Records provided =>
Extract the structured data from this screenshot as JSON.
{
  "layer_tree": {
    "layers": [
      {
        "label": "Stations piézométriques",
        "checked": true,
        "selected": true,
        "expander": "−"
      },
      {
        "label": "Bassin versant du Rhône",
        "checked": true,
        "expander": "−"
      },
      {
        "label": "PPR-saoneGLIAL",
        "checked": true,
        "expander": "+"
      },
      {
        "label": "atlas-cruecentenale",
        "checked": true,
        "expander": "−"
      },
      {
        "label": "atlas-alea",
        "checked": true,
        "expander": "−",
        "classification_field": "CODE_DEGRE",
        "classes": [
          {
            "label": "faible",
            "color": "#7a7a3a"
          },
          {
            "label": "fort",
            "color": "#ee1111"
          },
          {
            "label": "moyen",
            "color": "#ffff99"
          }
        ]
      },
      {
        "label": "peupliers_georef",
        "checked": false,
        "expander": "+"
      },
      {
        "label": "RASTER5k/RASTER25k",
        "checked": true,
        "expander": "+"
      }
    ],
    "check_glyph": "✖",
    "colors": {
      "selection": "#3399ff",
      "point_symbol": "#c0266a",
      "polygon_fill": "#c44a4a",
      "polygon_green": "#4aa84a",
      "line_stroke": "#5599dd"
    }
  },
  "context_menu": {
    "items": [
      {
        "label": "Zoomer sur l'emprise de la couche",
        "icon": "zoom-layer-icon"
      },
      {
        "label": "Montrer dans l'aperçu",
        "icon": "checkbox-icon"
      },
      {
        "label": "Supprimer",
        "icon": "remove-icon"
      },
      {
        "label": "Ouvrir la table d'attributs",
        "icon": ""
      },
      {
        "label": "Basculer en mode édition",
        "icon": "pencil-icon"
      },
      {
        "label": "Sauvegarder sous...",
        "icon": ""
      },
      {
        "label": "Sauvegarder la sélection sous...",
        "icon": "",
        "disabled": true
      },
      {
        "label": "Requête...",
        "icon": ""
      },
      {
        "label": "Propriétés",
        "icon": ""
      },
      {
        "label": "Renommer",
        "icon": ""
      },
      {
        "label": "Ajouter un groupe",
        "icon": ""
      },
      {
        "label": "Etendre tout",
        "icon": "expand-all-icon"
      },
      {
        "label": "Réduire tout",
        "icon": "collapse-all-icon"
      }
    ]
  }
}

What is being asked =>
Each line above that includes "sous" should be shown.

Completed task =>
        "label": "Sauvegarder sous...",
        "label": "Sauvegarder la sélection sous...",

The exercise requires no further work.